Editor’s Note: For 20 days in April, the Deseret News will profile 20 elite high school athletes from the 2020 graduating class and how they’re coping with the premature end of senior life on and off the field.
PARK CITY — Dylan Bauer was one of the mainstays on Park City’s football team last fall, racking up 1,970 yards and 20 touchdowns to lead the Miners all the way to the 4A title game where it came up short against Sky View.
The runner-up finish simply added to Bauer’s hunger to get back on field playing his best and favorite sport, the sport he earned a college scholarship for — lacrosse.
Park City won back-to-back lacrosse state championships in 2018 and 2019 with Bauer as one of the focal points, and he came into this spring excited about the prospect of a potential three-peat in the first year lacrosse was a UHSAA sanctioned sport.
In Park City’s first game back on back on March 9, it dominated Timpanogos 22-2 with Bauer recording five goals and four assists.
Park City never got a chance to play a second game as the the UHSAA suspended high school sports on March 12 at the recommendation of the Gov. Gary Herbert. The suspension will last at least until May 1, and many believe will wipe out the entire season.
“It’s pretty sad ‘cause we’ve all put in so much time and effort and senior year is supposed to be your most fun year,” said Bauer, who’s signed to play lacrosse this fall at Johns Hopkins, one of the top programs in the country.
“We’re more bummed about not having the memories, ‘cause practice we’re all together five and six days a week, and you just can’t get that time back, which sucks,” said Bauer.
Amid the frustration, Bauer is keeping his frustration in perspective knowing COVID-19 is creating much larger problems around the world.
“It’s out of my power really, but at least we’re not going to war and getting drafted like the old days. This is bigger than social life and sports right now, but it definitely sucks. We can’t make this time back up, but it is what it is.”
The seriousness of the situation took a while to sink in for Bauer and some of his teammates even after school and sports were suspended. Even after the state announced schools were shutting down for two weeks back on March 12, Bauer said he still hung out with his friends that first night.

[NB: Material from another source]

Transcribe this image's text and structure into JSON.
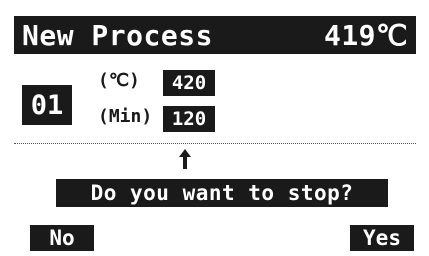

Everything changed over the next 24 to 48 hours as the news cycle painted a more serious picture of the coronavirus.
“We’ve all just been isolated ever since,” said Bauer.
Despite the isolation, one of the state’s top lacrosse players is keeping busy on the off chance the season resumes next month.
A trainer sends him a daily workout through an app, and the senior makes sure to lift and run every day while also getting in some lacrosse work in his front yard with his bounce back.
“I still have to get ready for college even if this season doesn’t get back. But I’ll be ready if it is,” said Bauer.
He and all of his Park City teammates are doing their best to stay home and practice social distancing, but for the seniors there’s a growing sadness each day.
“These are the kids I’ve been playing with since I was in third and fourth grade, and it definitely sucks that you’re not going to get to play with your childhood best friend again,” said Bauer.